The continuing saga of hedge fund compensation lingers on. Reader mail continues to spill in on this topic including a recent set of missives that highlight the poison in the Kool-Aid the hedge fund crowd has been drinking. Count on Going Private readers to ferret out such details (though this one probably should have been obvious) and wield them with cunning and elan. Says one reader, a UBS alum:
If they are obsessed with non-correlating returns, or at least if they are so concerned with justifying their fees with such promises, then they should be happy to reduce their performance by the returns of a portfolio with beta of zero.
Reader 3 doesn't seem as smart as he thinks he is: a zero beta should return the risk free rate regardless of the index chosen. Such a portfolio should also have very low volatility, otherwise the risk/reward ratio would be very skewed.
This suggests that at a minimum gains for the purposes of calculating fees on a fund that has "uncorrelated returns" as its primary investment goal should be indexed against the risk-free rate.

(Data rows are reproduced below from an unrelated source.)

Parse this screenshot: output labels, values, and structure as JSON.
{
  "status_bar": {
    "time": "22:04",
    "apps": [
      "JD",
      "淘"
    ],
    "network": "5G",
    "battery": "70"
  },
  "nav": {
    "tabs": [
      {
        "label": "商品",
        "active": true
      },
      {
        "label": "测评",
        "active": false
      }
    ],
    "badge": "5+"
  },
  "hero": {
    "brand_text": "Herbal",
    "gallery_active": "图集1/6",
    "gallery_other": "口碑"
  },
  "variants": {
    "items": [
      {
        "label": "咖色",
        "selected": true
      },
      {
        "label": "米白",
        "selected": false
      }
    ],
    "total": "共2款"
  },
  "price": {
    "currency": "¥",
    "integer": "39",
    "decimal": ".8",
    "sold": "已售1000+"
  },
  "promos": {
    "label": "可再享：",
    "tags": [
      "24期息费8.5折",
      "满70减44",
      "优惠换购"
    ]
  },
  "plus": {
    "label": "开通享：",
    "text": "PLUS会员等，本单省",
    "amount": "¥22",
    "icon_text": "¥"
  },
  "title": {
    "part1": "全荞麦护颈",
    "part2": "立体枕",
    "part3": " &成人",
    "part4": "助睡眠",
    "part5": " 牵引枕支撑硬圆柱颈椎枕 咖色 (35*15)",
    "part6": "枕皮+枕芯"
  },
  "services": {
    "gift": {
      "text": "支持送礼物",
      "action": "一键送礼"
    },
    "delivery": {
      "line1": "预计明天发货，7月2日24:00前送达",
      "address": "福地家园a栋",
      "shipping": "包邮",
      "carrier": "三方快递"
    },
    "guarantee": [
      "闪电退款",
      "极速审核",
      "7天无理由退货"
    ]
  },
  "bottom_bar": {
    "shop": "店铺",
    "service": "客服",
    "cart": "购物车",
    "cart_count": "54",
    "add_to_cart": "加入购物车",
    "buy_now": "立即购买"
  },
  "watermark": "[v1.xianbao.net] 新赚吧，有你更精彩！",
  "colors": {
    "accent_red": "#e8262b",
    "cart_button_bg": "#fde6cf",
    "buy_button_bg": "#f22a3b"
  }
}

Perhaps ten year treasuries or some such. Clearly, other funds which espouse other investment purposes (outsized returns relative to the S&P 500, absolute returns, returns uncorrelated to tin futures) should probably be indexing other indexes.
In the end the only issue is investor education and fee elasticity. There won't be any pressure downward on fees unless investors vote with their feet. Don't worry, Polonius fans, given the lack of investor outrage at present, hedge funds don't appear to have much to worry about.